By Kevin Jagernauth | The Playlist August 20, 2012 at 7:36PM
Update: Huh. Below we kind of predicted that some non-studio indie backer might take on the film, and now Deadline reports that MRC (one of the examples we mentioned) are now in talks to finance.
It's back to square one for Ron Howard and Brian Grazer's ambitious adaptation of "The Dark Tower." Even with Russell Crowe eyeing to take over the lead, and a reduced budget, it seems it wasn't enough for Warner Bros. to pull the trigger on the project, leaving the future of it ever getting made -- at least in this incarnation -- in doubt.
To recap, the concept involved telling Stephen King's epic, multi-novel story stretched out across three films, with a television series between each movie in order to pack in the narrative. Akiva Goldsman was apparently turning in a new script that would be the deciding factor, and it seems the answer is a firm "no." With Universal having already passed last summer, it leaves the options at major studios quickly dwindling, but we'd reckon not all hope is lost yet. With folks like Media Rights Capital (Neill Blomkamp's "Elysium," David Fincher's "House Of Cards") and/or David Ellison ("True Grit," "Mission: Impossible -- Ghost Protocol") becoming deep pocket, indie backers for stuff like this, getting financed may just mean going outside the studio system before circling back for distribution. But it means conversations have to start all over, and ultimately, "The Dark Tower" is a long way from being built.
Meanwhile, WB has also said "no thanks" to "The Imitation Game." The Black List-topping script by Graham Moore is based on the biography "Alan Turing: The Enigma," and tells the story of English multi-hyphenate -- mathematician, logician, cryptanalyst, computer scientist -- whose cracking of ciphers made a massive difference in World War II and whose exploration into early computer design paved the way for the technologies we have now. However, he was a closeted homosexual who, once he came out, subjected himself to "treatment" programs and sadly took his own life in 1954.

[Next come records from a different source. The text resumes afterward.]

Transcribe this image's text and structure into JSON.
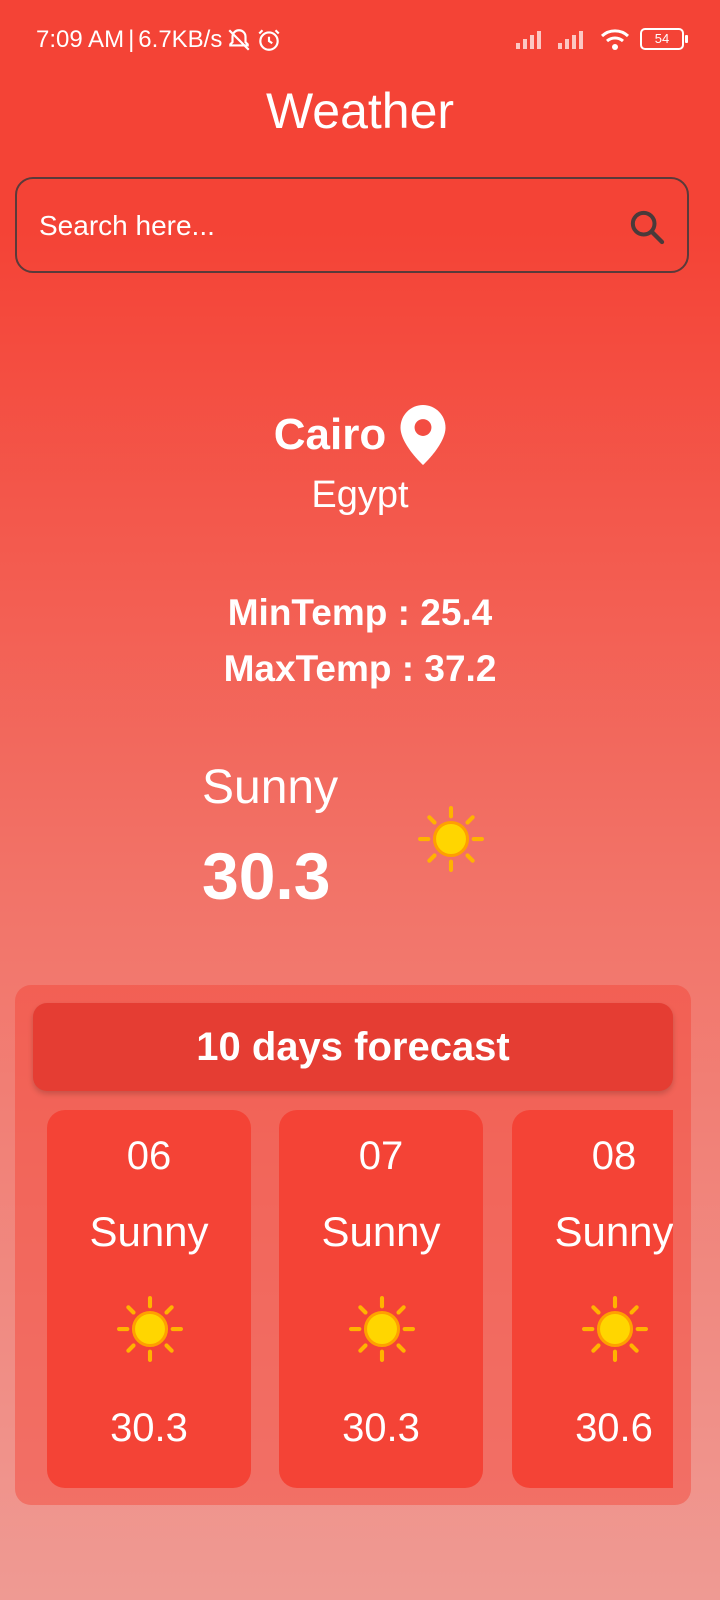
{
  "status_bar": {
    "time": "7:09 AM",
    "speed": "6.7KB/s",
    "battery": "54"
  },
  "app": {
    "title": "Weather"
  },
  "search": {
    "placeholder": "Search here..."
  },
  "location": {
    "city": "Cairo",
    "country": "Egypt"
  },
  "temps": {
    "min": "MinTemp : 25.4",
    "max": "MaxTemp : 37.2"
  },
  "current": {
    "condition": "Sunny",
    "temp": "30.3"
  },
  "forecast": {
    "title": "10 days forecast",
    "days": [
      {
        "day": "06",
        "condition": "Sunny",
        "temp": "30.3"
      },
      {
        "day": "07",
        "condition": "Sunny",
        "temp": "30.3"
      },
      {
        "day": "08",
        "condition": "Sunny",
        "temp": "30.6"
      }
    ]
  },
  "colors": {
    "primary": "#f44336",
    "header": "#e53d33",
    "sun": "#ffd600"
  }
}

"The Disappearance Of Alice Creed" helmer J. Blakeson signed on to direct this spring, with Leonardo DiCaprio being sought to star. But it seems with the actor declining the project, the studio isn't much interested in making it anymore. But Blakeson and Moore are staying on and hoping to find another home for the film. [Variety/THR]